The new Nissan LEAF has become a mobile power station in Germany as the LEAF is approved to feed power back in to the grid with vehicle-to-grid technology.
There is a lot of chatter around that, as we transition to a world filled with electric cars, it will be impossible for the Grid to cope with power demand. And there’s certainly more than a grain of truth to the assertion.
But the solution isn’t necessarily to build more and more power stations, it’s to manage the power we produce more efficiently than we do, including finding ways to store excess production of energy to smooth the peaks of demand.
On a big scale that can be achieved with stuff like Pivot Power’s plans to develop a 2-gigawatt network of grid-scale batteries around the UK, with the ability to absorb or release two thirds the power of Hinkley C Nuclear Power Station on demand.
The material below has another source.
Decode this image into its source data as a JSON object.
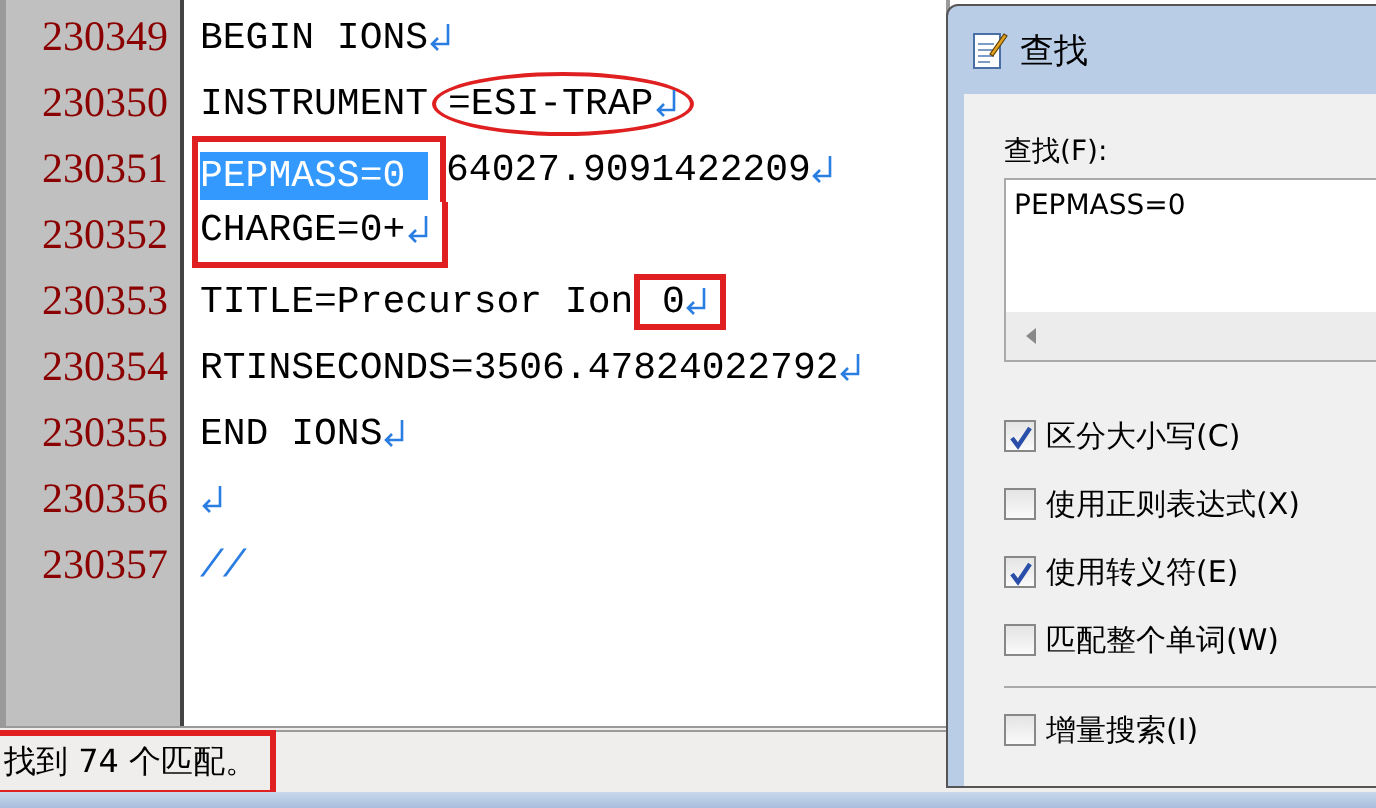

But it’s not just the big stuff which will be able to help smooth demand for power, but lots of little things too – like the Nissan LEAF.
Last year Nissan won the Excellence in Climate Solutions Award for its Vehicle-to-Grid work which allows energy stored in the LEAF to be fed back in to the grid at times of high demand, recharging itself when the peak has passed.
Now that Vehicle-to-Grid technology moves a step closer to real world implementation with the LEAF passing all the regulatory hurdles to be approved by the TSO in Germany, meaning it can be plugged in to the grid to feed back power at times of high demand.
It’s all part of plans to in Germany to decentralise energy generation, with tech company The Mobility House, ENERVIE, Amprion and Nissan running a pilot project in Hagen, and it looks an eminently sensible direction, and even more so the more EVs hit the road.
Guillaume Pelletreau, MD Nissan Centre Europe, said:
We strongly believe in an emission-free future. Accordingly, we are also very proud that the Nissan Leaf has, as the first electric car ever, been approved as suitable for stabilising grid frequencies. Leaf batteries could make an important contribution to energy transition in Germany and a sustainable future.